You just don't see the image of Sall Field, corrugated hand deawn sign held high: "Union." That's all that matters, ALA, AFL-CIO, SEIU, whatever. The masses must contribute their money and votes to their betters and let their betters decide for them what is best for them.

You do, however, have a choice of singing "Internationale" or "Beasts of England."


Anonymous said...

“I don't care what you say about me, as long as you say something about me, and as long as you spell my name right.”
Often, perhaps spuriously, attributed to George M. Cohan. Perhaps an updated version would substitute "link" for "say"? Mr. Berry thanks you.
(PLG Delenda Est)

contrarian said...

It's people like John Berry and the SRRT types that keep me from re-joining ALA. I can only shake my head in disgust.

miriam said...

A lot of librarians are disgusted with ALA. Unfortunately, since many of them drop out,the remaining nutcases are running the organization.

Silas said...


Anonymous said...

I needed a good laugh and Annoying son of a beetch independent-minded scumbag irreverent right nut wing bolt has done it again!!

JBerry of LJ infame might need a round of applause: for provinding such hillarious fodder for da blogger.

Thanks JB. So sorry John, but we're mad as hell and laughing all the way to keyboard. So sorry you no longer control the gates of information. That is what buggers him...he and his elitist chums no longer get to "select" (o heavens,never censor) what the rest of libraryland says or reads.

Power to the People, especially the funny anonymous ones.

Walter Dloks

AL said...

I've been away from a computer since I posted this. Thanks for all the comments. Yes, I realize, PLD Delenda Est, that I'm giving SFTD more exposure, but on the other hand I didn't use his real name and didn't spell it correctly. One of my increasingly many goals is to put forth the best arguments I can muster for one side of this debate, and unfortunately that means bringing the weaker but perhaps appealing arguments of others into the open and addressing them directly. Positions like those of Cranky Marxist Dude and SFTD like dark, dank spaces, and wither in the light of reason and public debate, which is possibly why they spend so much time complaining about "anonymous blogs." If they can't call up someone's workplace and complain, or they can't smear someone in person, then they don't know what to do. Reason, argument, debate, and common courtesy are alien to their personalities.

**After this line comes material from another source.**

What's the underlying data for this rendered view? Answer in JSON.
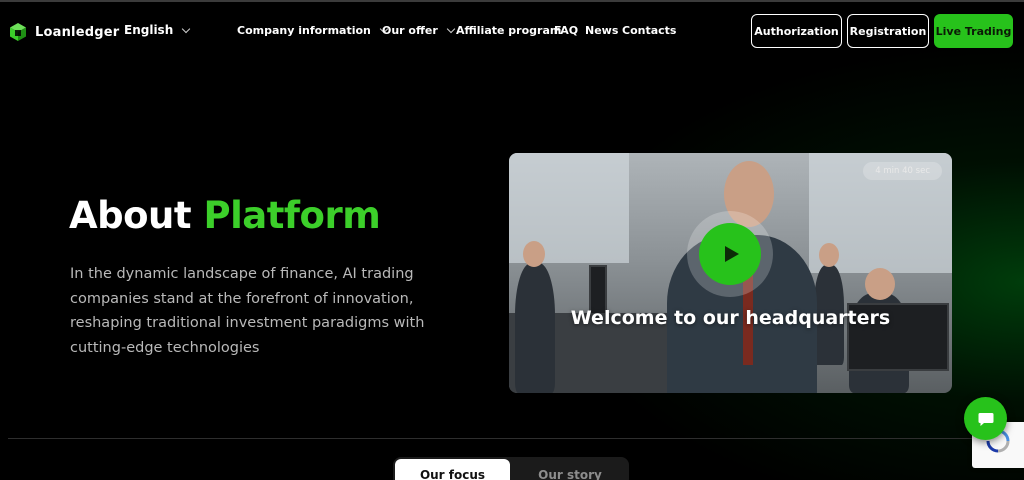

SFTD has been one of the gatekeepers for so long, it's obvious he doesn't know how to deal with criticism anymore, if indeed he ever did. All those years editing the People Magazine of the library world have apparently been spent around the choir and keeping alternative voices out of circulation, because he can't argue his way out of a wet paper bag. Hence the name-calling in lieu of debate.

I prefer courteous debate, and I have many critics who definitely don't agree with everything I say, and yet who are willing to point out problems with my arguments without any name-calling. I try to respond equally courteously to them, first, because I'm enough of a skeptic to know that we may both be wrong, second, because I don't believe people who disagree with me are thus bad people, and third, because it's the nature of a blog like mine that I state things in stark contrasts to generate thought and discussion, and rarely present the nuances of an argument. Thus, like my critics, I can see many sides of an argument, and while in general I agree more or less with what I say, I could easily switch sides and present opposing arguments that might be just as strong.

And I think it must bother SFTD that he can't control anonymous blogs, that the "library literature" is no longer confined to our pseudo-scholarly journals, the carefully screened fluffy puff of American Libraries and Library Journal.

tomeboy55 said...

Time to put to pasture this Bitter Berry.